In the example above, if one wants to eliminate the dissonance, he or she can either stop smoking or somehow convince themselves that smoking does not cause cancer. (Hard to do in today’s day and age of proven science.) But it is true that change only requires one or the other, which is why Joe Pantoliano’s character, Cypher, in The Matrix chooses the blue pill and says “Ignorance is Bliss.” Cypher has learned the truth, but the truth does not mesh well with his behaviors. Rather than changing his behavior, he longs for the pill that removes the truth from his mind which thereby brings him back to a state of harmony.
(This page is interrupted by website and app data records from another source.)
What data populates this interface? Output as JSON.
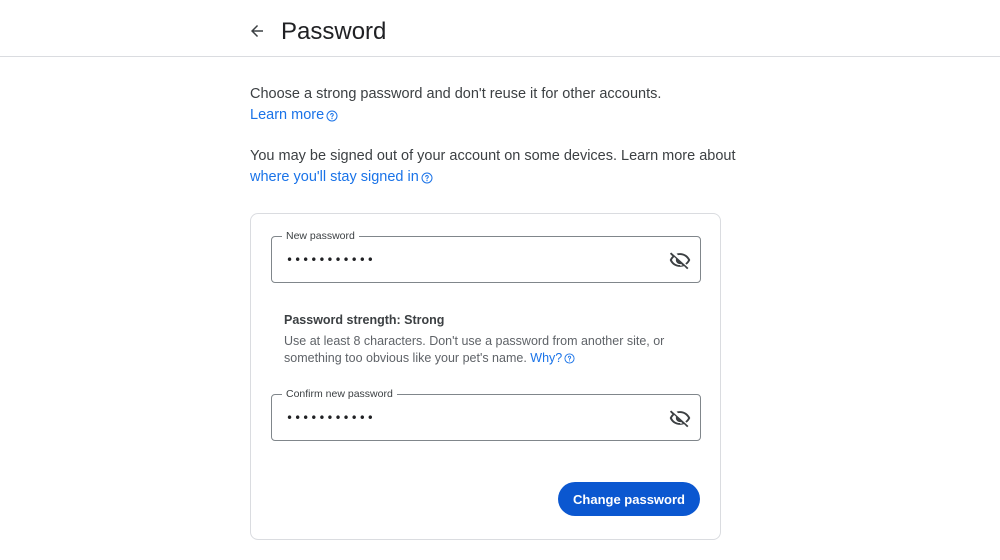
{
  "header": {
    "title": "Password"
  },
  "intro": {
    "text1": "Choose a strong password and don't reuse it for other accounts.",
    "learn_more": "Learn more",
    "text2": "You may be signed out of your account on some devices. Learn more about",
    "stay_signed_in_link": "where you'll stay signed in"
  },
  "form": {
    "new_password": {
      "label": "New password",
      "value": "•••••••••••"
    },
    "strength": {
      "title": "Password strength: Strong",
      "hint": "Use at least 8 characters. Don't use a password from another site, or something too obvious like your pet's name.",
      "why_link": "Why?"
    },
    "confirm_password": {
      "label": "Confirm new password",
      "value": "•••••••••••"
    },
    "submit_label": "Change password"
  },
  "icons": {
    "back": "arrow-back-icon",
    "help": "help-circle-icon",
    "visibility": "visibility-off-icon"
  },
  "colors": {
    "link": "#1a73e8",
    "primary_button": "#0b57d0"
  }
}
There are so many examples of this in my own life. Diet and eating habits have been a huge source of cognitive dissonance for me. There are so many opinions about “the right way” to eat that its really hard to know how to choose what we consume. When I was a kid, we learned in school about the food pyramid which included “healthy” portions of meat, bread, and cheese along with fruits and vegetables. Years later as I entered my forties and saw my vital stats beginning to approach borderline levels, I began to rethink my diet. Whatever I was doing wasn’t working so, of course, I read books and sought guidance. I decided to change things up by eating substantially less meat, bread, and dairy products and upped my fruit and vegetable intake. Very, very quickly my vital stats dropped down, not just to acceptable levels, but to extremely healthy levels. I also lost a substantial amount of weight that I didn’t know I had to lose. My doctor was shocked and impressed.
When I was younger, there was no cognitive dissonance about eating. I ate what I thought was a healthy diet most of the time and all was well. But then once I changed my beliefs about food, my behavior needed to change otherwise I would be left with dissonance. When my mind changed, my habits and my behaviors had to change in order to maintain harmony between body and mind.
When mind and body are not aligned a feeling of discomfort results. We can also call this dis-ease. Paying close attention to the feelings we experience can help us become aware of the thought patterns that cause them. This awareness can help us to take action to eliminate dissonance and bring our body and minds back to a state of harmony. When we do this, our mind and body are one, and in this state of balance we find we can more clearly experience our soul. Is it possible that you are currently holding on to beliefs that might be causing some dissonance in your life?